Problem details —
For each line below that includes the string "Acespritech", show the whole line.

*** Opening of Working data ***

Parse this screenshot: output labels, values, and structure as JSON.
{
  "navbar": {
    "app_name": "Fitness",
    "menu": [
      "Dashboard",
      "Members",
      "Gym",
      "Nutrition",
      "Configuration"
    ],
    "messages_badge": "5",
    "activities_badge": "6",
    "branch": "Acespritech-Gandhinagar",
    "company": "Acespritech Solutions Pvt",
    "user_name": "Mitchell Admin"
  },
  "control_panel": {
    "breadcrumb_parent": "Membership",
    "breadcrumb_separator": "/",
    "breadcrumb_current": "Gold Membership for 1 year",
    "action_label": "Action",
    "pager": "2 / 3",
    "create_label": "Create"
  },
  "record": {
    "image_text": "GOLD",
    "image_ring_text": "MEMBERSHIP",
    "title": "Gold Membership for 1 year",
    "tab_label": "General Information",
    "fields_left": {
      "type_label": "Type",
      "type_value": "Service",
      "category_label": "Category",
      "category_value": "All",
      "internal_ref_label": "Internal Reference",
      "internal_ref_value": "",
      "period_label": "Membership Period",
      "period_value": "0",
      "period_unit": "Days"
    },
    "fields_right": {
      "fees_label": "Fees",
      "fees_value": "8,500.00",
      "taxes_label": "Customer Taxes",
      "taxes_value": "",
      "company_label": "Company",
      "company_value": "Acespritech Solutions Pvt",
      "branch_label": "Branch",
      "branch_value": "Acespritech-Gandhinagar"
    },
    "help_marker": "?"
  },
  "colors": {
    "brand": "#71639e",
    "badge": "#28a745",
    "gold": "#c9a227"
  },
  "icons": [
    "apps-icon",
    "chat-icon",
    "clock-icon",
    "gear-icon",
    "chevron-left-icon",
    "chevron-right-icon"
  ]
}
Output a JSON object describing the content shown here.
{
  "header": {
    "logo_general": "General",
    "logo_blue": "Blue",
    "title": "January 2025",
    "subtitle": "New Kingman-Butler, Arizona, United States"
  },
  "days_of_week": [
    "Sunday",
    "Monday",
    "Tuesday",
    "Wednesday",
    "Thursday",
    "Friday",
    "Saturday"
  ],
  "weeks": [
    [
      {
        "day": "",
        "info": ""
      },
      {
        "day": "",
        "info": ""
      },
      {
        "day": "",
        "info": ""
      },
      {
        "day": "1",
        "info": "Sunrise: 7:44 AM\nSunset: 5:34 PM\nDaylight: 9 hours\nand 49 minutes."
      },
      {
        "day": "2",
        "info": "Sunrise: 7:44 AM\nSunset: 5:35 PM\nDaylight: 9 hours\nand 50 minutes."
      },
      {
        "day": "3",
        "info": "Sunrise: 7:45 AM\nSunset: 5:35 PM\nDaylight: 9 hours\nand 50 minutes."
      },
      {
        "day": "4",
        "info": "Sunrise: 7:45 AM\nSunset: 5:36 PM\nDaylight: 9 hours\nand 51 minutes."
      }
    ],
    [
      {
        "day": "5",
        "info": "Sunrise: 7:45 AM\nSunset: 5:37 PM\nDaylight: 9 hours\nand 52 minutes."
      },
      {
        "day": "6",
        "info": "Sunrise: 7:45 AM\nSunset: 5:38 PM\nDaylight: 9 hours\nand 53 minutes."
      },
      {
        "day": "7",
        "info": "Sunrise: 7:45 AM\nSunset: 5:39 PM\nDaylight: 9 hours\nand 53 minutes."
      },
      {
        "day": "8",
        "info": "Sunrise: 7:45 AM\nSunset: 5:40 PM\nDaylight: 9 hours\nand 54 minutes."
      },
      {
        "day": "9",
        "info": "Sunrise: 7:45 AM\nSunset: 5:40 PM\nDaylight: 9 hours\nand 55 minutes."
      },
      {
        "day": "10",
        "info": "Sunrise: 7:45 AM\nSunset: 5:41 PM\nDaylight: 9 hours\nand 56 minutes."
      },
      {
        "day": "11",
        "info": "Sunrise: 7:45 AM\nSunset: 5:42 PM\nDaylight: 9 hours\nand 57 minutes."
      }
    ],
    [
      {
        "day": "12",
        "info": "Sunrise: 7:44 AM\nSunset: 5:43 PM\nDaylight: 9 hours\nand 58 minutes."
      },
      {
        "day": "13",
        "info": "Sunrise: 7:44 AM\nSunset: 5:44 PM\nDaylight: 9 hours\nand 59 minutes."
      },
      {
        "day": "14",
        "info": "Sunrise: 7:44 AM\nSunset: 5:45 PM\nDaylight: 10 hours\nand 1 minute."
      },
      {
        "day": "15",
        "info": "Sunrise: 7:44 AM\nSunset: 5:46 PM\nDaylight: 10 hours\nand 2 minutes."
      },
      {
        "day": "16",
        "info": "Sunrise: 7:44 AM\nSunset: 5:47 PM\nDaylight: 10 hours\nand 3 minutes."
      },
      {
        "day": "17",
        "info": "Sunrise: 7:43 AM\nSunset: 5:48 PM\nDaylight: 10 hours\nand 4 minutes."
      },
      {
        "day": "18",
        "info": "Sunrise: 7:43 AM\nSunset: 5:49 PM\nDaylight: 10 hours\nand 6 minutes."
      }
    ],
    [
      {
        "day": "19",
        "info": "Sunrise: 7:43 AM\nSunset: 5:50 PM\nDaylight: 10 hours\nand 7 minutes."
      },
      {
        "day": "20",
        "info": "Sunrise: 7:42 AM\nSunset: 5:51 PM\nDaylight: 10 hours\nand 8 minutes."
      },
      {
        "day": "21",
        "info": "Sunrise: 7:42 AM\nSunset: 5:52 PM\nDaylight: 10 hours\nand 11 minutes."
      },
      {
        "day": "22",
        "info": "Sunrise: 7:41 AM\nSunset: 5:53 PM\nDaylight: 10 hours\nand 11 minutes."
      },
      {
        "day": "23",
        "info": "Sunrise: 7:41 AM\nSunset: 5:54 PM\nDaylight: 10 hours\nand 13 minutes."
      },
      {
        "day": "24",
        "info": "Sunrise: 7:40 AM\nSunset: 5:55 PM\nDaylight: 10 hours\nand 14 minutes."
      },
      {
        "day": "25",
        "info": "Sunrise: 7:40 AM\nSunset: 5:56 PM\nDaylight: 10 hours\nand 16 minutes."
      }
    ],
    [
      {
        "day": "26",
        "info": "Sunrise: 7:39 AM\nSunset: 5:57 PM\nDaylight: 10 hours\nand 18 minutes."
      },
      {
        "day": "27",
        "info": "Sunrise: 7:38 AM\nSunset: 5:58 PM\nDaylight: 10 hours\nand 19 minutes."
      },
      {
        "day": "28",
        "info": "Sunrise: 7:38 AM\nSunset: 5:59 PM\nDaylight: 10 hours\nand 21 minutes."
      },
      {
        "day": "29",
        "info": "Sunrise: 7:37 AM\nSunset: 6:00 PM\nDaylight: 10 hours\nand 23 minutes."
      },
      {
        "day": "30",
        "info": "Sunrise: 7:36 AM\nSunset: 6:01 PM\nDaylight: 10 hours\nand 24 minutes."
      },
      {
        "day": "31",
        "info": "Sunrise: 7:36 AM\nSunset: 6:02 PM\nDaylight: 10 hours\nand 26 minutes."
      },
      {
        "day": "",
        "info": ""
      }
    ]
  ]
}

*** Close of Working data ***

Result of the task —
    "branch": "Acespritech-Gandhinagar",
    "company": "Acespritech Solutions Pvt",
      "company_value": "Acespritech Solutions Pvt",
      "branch_value": "Acespritech-Gandhinagar"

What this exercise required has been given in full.